Spy Bureaucracy Changed Whistleblower Rules To Allow Hearsay

Spy Bureaucracy Changed Whistleblower Rules To Allow Hearsay

 

Written by  

It appears that America’s intelligence apparatus rewrote its rules on whistleblowers to do what Hillary Clinton and Special Counsel Robert Mueller couldn’t do: Keep Donald Trump, or throw Donald Trump, out of the White House.

In the old days, when a whistleblower wanted to report wrongdoing, he had to witness it. But now, he only has to hear about it. Intelligence officials rewrote the rules within the last year.

That’s what allowed the anonymous CIA “whistleblower” to concoct nine pages of hearsay about President Trump’s putative wrongdoing in a phone conversation with Ukrainian President Volodymyr Zelensky, then send it to Congress.

A logical deduction from Sean Davis’s story about the change, divulged at The Federalist, is this: The Deep State monkeyed with the whistleblower rules for another attempt to overthrow of the president of the United States.

First-hand Knowledge Not Required
“Between May 2018 and August 2019,” Davis reported, the spy bureaucracy “secretly eliminated a requirement that whistleblowers provide direct, first-hand knowledge of alleged wrongdoings,” which of course raises questions about the intelligence community’s behavior regarding the August submission of a whistleblower complaint against President Donald Trump.”

That complaint, which is 100-percent hearsay, alleges that Trump broke the law when he asked Zelensky to get to the bottom of the Biden-Burisma influence-peddling scandal. The claim?

Trump sought “foreign interference” in the 2020 election when he told the Ukrainian leader that something was fishy about former Vice President Joe Biden’s pushing Ukraine to fire a prosecutor. That prosecutor just happened to be investigating a company that employed Biden’s son, Hunter.

They didn’t get Trump on the ridiculous charge of Russian “collusion,” and so the Deep State manufactured a similar claim for the 2020 presidential contest.

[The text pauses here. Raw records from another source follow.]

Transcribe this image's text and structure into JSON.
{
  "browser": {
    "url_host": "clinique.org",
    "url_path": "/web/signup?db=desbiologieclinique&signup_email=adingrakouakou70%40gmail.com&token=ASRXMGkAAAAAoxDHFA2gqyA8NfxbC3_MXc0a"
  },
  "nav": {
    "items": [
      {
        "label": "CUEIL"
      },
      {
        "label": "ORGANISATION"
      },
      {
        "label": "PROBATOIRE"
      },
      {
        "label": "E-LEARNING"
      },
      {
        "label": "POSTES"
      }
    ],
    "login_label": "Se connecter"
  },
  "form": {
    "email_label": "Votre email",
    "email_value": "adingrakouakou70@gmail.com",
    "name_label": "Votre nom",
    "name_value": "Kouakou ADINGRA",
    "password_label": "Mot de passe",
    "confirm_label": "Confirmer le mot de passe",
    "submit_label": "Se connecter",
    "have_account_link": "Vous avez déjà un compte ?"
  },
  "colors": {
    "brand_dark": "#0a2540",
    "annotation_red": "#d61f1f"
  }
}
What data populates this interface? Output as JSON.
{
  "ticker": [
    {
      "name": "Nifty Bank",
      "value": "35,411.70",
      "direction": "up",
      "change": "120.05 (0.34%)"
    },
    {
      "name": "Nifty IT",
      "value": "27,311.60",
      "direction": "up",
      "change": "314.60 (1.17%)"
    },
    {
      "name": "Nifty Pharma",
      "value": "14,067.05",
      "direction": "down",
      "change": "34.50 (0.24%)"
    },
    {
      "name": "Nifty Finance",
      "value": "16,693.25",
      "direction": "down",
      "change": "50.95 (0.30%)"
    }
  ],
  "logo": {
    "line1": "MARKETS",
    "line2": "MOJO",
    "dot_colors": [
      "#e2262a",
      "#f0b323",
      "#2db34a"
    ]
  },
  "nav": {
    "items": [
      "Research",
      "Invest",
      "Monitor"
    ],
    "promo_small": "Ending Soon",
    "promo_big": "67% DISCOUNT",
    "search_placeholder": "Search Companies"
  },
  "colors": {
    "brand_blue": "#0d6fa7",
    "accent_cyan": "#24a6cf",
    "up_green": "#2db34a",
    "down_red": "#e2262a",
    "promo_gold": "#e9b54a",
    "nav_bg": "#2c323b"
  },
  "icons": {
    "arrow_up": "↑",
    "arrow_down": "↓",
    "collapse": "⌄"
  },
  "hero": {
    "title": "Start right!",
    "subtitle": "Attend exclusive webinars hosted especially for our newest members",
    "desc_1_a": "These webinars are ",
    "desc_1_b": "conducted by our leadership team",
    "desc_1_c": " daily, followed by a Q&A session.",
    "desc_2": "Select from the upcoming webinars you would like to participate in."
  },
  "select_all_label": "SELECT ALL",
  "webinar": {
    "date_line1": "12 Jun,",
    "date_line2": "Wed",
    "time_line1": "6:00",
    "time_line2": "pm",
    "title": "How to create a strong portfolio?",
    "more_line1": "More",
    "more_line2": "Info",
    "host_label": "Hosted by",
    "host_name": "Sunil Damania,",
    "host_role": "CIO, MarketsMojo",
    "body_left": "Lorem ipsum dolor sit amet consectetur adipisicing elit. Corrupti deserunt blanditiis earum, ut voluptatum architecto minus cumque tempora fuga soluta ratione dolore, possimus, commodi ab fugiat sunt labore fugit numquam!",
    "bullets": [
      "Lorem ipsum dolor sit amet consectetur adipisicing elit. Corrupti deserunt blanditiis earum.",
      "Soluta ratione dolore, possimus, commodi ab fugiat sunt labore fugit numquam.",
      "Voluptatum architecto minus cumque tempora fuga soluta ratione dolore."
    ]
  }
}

This time, we are told, the “foreign interference” comes from Ukraine.

Trump, the Deep State says, must go. Domestic interference will get rid of him.

Thus do we have a “whistleblower” and a new “disclosure of urgent concern” form, Davis reported, which “eliminates the first-hand knowledge requirement and allows employees to file whistleblower complaints even if they have zero direct knowledge of underlying evidence and only ‘heard about [wrongdoing] from others.’”

In other words, hearsay evidence is now admissible in allegations of wrongdoing.

The revised form “was uploaded on September 24, 2019, at 4:25 p.m., just days before the anti-Trump complaint was declassified and released to the public,” Davis wrote. “The markings on the document state that it was revised in August 2019, but no specific date of revision is disclosed.”

Before that, a whistleblower could only blow the whistle if he witnessed or otherwise had first-hand knowledge of the wrongdoing, David reported.

The old form, OK’d May 24, 2018, is crystal clear, Davis observed. “The [Intelligence Community Inspector General] cannot transmit information via the ICPWA based on an employee’s second-hand knowledge of wrongdoing,” the form stated under these words: “FIRST-HAND INFORMATION REQUIRED.” “This includes information received from another person, such as when an employee informs you that he/she witnessed some type of wrongdoing.”

The form added this to ensure whistleblowers understood the rules: “If you think that wrongdoing took place, but can provide nothing more than second-hand or unsubstantiated assertions, [the Intelligence Community Inspector General] will not be able to process the complaint or information for submission as an ICWPA.”

But in August, miraculously enough for the anti-Trump CIA whistleblower, a new version appeared with this language:

I know about the information I am disclosing here, and:
I have direct and personal knowledge
I heard about it from others.

So-and-so Told Me
As The New American reported last week, the entirety of the whistleblower’s complaint is hearsay. “Told me” appears eight times; “I was told” and “I spoke with” appears thrice; and “based on my understanding” appears twice.

Other locations, as Davis noted, include:

• “officials have informed me;”

• “I learned from multiple U.S. officials;”

• “one White House official described this act;”

• “officials with direct knowledge of the call informed me;”

• “based on multiple readouts of these meetings recounted to me;”

• “I have received information from multiple U.S. Government officials.”

As the whistleblower admitted, “I was not a direct witness” to the Trump-Zelensky call.

Typically, courts do not admit hearsay evidence. Yet Congress has jettisoned that legal principle and the accepted litany of second- and likely third-hand claims as gospel to impeach a president.

Hate-Trump Democrats have been preparing his gallows since 2016. The Deep State Intel Combine thinks it has provided the rope.

Courtesy of The New American